— Assigned task —
Scan the entries below. Return every line that includes "Default".

— Data for the task —
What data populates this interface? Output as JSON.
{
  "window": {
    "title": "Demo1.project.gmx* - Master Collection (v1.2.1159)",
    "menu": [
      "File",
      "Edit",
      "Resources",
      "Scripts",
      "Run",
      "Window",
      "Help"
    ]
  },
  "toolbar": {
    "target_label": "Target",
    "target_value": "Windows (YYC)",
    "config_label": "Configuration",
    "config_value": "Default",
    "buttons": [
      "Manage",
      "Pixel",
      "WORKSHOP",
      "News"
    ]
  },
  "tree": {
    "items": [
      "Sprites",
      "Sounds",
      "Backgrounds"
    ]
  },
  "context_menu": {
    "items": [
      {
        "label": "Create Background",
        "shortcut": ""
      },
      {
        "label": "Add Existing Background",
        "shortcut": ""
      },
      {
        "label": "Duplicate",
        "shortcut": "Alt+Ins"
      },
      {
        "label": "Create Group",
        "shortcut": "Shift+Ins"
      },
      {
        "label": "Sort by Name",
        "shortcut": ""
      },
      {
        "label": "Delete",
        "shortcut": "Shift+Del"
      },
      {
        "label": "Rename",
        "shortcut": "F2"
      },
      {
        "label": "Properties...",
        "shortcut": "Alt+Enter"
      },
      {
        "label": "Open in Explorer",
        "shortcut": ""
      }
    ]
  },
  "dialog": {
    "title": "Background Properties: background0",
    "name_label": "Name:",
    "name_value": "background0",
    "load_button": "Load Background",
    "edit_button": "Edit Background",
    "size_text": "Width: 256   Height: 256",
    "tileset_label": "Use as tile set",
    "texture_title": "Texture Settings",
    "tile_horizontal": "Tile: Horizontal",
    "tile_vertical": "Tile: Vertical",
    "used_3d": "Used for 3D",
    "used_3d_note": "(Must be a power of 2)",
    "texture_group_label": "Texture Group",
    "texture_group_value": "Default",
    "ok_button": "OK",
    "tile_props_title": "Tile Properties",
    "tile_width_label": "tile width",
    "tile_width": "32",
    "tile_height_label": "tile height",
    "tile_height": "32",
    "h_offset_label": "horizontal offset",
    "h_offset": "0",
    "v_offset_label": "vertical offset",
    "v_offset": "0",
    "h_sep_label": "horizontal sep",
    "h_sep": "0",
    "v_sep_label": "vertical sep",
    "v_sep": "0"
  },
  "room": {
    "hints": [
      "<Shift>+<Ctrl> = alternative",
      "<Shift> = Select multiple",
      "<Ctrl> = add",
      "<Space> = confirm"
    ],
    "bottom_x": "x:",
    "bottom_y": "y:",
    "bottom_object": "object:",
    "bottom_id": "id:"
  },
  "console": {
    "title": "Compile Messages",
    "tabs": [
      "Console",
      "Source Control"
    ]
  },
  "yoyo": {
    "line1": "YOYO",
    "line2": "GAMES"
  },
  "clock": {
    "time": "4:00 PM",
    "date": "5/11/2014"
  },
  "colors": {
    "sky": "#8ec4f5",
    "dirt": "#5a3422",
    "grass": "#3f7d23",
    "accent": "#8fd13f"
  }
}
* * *
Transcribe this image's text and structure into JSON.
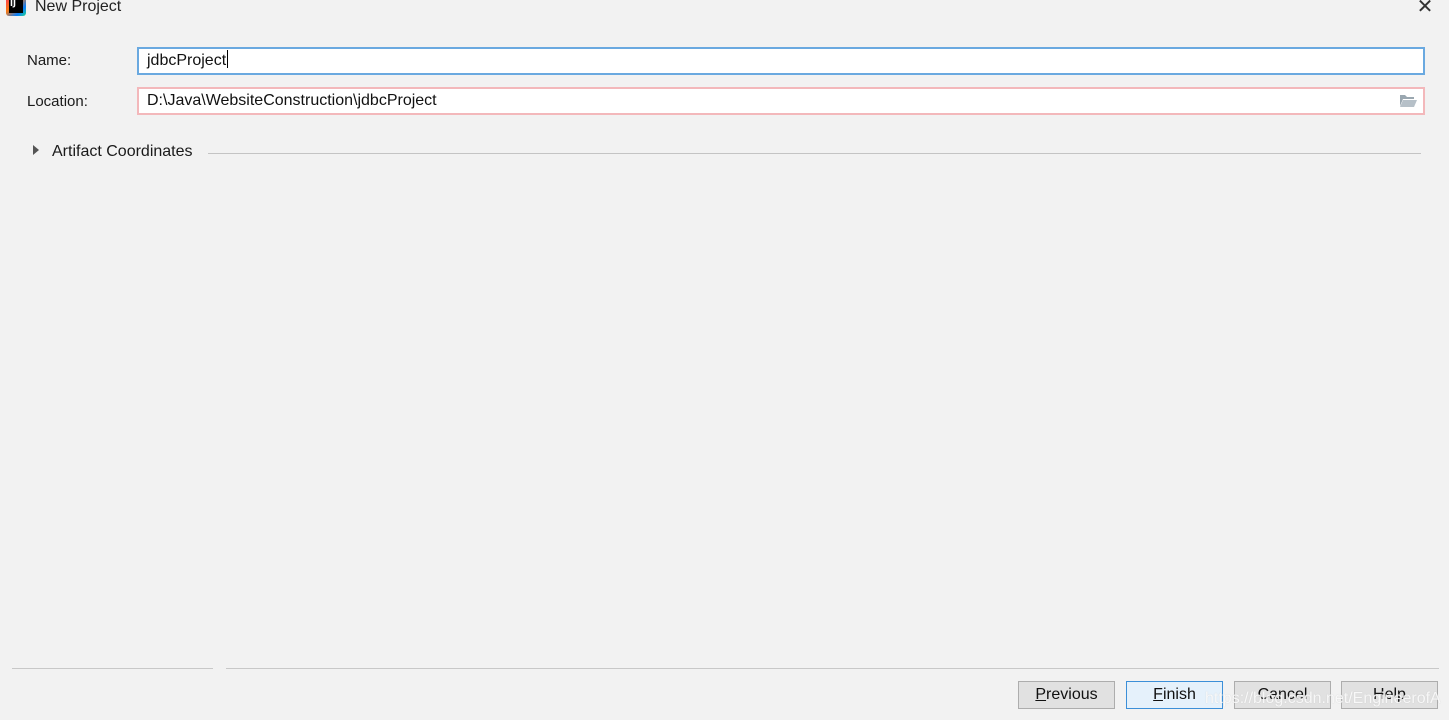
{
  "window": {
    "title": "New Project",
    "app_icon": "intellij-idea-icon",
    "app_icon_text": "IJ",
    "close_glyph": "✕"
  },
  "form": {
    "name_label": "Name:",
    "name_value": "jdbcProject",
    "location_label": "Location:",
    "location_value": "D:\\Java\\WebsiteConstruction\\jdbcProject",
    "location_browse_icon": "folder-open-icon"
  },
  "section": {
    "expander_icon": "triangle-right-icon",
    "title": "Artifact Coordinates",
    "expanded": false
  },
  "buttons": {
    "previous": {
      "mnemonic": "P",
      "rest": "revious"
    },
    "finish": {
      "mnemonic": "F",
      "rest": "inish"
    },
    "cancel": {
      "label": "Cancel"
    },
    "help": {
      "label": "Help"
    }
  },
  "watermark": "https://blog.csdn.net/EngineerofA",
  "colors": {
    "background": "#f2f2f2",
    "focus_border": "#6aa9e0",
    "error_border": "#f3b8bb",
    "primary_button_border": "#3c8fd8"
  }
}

— Task response —
    "config_value": "Default",
    "texture_group_value": "Default",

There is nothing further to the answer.